#### WHAT YOU HAVE TO DO:
The response must contain every line from the records below that has "driver".

#### SUPPLIED DATA:
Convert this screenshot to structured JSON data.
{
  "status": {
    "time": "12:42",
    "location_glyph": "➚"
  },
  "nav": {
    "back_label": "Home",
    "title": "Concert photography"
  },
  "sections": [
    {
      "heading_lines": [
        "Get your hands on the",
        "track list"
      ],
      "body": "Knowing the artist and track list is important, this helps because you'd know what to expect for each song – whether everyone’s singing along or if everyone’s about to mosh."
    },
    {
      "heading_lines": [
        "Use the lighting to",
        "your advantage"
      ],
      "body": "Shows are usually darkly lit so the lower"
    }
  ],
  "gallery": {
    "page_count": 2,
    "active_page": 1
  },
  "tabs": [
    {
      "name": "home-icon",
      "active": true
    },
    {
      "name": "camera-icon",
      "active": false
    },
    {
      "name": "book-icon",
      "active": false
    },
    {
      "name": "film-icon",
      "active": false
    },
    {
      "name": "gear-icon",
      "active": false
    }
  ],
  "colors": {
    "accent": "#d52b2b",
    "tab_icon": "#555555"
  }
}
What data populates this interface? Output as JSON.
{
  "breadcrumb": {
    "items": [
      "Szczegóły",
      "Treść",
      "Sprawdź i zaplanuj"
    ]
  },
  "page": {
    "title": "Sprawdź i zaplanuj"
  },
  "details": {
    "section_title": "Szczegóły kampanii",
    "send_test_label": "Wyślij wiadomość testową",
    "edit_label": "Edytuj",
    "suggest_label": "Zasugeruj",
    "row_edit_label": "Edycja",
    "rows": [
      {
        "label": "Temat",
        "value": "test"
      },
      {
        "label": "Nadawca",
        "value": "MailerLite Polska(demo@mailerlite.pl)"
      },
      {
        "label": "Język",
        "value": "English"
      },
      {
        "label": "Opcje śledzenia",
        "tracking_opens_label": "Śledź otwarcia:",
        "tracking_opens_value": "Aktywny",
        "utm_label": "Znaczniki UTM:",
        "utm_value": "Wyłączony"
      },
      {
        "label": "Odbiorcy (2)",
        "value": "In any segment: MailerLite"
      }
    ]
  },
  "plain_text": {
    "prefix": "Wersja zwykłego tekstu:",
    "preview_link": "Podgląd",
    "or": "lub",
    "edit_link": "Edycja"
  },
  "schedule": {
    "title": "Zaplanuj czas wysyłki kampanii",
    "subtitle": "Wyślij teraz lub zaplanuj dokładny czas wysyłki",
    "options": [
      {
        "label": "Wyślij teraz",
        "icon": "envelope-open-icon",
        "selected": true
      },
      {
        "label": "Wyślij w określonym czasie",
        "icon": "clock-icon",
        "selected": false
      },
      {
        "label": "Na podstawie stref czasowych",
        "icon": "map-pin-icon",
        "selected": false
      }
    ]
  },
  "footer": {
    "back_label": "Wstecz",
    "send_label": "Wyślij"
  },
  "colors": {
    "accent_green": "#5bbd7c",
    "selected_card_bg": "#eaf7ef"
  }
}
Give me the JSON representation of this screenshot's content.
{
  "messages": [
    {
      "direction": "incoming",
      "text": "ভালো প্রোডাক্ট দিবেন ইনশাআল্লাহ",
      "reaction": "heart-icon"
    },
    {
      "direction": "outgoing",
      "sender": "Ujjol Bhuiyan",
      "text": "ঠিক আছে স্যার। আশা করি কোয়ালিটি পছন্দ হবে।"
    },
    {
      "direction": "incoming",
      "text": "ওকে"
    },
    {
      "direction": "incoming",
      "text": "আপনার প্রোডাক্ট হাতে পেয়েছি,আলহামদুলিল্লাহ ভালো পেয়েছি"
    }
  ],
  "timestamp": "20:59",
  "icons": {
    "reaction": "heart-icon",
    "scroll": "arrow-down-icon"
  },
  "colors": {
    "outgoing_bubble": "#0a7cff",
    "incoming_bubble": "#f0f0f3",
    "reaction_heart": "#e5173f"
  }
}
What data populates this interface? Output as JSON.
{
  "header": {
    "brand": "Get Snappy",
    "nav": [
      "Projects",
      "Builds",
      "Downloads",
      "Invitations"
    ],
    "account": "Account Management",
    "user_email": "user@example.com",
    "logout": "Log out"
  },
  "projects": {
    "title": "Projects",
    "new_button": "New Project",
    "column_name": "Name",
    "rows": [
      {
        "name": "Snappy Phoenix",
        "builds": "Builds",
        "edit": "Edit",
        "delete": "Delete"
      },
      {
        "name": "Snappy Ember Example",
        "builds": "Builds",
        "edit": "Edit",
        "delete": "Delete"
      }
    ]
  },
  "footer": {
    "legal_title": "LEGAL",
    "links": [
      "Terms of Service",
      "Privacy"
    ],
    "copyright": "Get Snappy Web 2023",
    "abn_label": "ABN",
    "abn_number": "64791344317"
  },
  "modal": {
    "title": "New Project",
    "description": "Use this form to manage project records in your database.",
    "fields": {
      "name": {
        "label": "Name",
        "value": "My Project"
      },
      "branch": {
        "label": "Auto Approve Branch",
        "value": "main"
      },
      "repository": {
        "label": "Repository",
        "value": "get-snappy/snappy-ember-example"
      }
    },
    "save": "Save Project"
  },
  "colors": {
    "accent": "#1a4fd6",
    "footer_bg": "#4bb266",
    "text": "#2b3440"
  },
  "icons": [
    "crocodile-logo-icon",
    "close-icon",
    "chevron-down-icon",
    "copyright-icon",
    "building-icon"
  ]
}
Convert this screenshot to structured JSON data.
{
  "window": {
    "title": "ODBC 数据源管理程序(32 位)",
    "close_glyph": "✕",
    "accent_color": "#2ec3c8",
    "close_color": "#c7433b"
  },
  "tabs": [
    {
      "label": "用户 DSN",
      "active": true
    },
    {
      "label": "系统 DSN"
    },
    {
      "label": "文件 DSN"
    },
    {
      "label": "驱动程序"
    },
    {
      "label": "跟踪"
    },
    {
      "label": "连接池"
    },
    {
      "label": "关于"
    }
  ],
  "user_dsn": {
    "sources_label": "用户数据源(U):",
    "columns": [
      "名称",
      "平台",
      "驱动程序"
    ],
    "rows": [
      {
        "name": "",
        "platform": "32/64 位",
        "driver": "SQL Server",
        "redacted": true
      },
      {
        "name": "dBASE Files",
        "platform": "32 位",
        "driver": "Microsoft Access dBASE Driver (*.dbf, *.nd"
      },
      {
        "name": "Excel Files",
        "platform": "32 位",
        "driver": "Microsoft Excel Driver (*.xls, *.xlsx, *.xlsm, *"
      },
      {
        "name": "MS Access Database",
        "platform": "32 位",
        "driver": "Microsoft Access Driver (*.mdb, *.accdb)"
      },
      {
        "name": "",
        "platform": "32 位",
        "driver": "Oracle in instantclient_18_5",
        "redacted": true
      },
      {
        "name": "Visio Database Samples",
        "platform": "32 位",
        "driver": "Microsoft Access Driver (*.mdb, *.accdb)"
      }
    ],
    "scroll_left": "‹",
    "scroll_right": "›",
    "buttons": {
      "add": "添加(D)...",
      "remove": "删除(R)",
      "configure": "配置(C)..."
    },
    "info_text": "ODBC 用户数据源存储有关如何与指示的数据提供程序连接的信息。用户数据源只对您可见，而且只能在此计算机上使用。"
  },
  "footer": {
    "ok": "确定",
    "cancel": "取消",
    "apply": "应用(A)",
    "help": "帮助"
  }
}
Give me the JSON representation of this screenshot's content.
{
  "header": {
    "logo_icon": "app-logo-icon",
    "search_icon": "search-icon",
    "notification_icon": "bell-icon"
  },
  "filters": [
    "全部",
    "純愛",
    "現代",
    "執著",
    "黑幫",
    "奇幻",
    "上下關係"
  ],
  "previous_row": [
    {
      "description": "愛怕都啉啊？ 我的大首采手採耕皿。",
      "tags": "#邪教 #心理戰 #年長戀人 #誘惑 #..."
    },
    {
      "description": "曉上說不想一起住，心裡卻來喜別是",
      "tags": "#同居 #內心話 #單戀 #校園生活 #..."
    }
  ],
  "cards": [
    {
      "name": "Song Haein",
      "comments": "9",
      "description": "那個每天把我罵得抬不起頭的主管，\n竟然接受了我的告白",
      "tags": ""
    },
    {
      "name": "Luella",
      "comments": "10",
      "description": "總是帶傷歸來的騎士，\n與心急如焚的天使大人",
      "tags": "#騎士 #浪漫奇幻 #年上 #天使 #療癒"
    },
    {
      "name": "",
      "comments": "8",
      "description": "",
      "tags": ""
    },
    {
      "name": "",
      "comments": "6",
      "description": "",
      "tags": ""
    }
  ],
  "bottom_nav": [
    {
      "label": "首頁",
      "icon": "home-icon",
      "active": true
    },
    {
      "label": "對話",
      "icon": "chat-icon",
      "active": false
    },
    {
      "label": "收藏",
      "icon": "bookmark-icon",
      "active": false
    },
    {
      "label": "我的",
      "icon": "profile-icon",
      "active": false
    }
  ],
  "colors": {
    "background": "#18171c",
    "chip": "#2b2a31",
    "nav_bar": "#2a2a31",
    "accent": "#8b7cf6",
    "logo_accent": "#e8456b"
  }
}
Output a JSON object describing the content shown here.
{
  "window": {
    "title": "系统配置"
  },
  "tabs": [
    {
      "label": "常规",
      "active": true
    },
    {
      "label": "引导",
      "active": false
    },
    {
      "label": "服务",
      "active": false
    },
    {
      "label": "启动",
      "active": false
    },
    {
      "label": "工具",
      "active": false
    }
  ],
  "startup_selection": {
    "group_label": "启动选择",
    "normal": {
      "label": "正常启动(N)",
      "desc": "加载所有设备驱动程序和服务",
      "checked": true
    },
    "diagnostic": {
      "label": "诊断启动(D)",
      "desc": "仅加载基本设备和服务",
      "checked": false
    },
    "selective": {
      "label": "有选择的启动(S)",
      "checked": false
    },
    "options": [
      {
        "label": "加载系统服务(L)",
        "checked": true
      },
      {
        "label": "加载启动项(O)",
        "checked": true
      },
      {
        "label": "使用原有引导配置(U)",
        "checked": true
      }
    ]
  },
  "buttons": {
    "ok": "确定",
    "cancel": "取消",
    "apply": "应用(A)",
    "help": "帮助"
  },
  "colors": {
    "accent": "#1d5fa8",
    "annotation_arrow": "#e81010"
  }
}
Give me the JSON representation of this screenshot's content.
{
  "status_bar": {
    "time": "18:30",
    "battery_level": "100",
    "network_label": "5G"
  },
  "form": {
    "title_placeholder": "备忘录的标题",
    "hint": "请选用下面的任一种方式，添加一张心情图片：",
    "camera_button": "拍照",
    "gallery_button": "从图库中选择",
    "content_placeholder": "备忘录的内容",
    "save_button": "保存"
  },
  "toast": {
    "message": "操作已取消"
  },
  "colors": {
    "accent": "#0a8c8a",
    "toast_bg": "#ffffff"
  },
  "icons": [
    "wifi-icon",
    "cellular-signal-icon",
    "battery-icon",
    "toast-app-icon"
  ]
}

#### EXERCISE ANSWER:
        "driver": "SQL Server",
        "driver": "Microsoft Access dBASE Driver (*.dbf, *.nd"
        "driver": "Microsoft Excel Driver (*.xls, *.xlsx, *.xlsm, *"
        "driver": "Microsoft Access Driver (*.mdb, *.accdb)"
        "driver": "Oracle in instantclient_18_5",
        "driver": "Microsoft Access Driver (*.mdb, *.accdb)"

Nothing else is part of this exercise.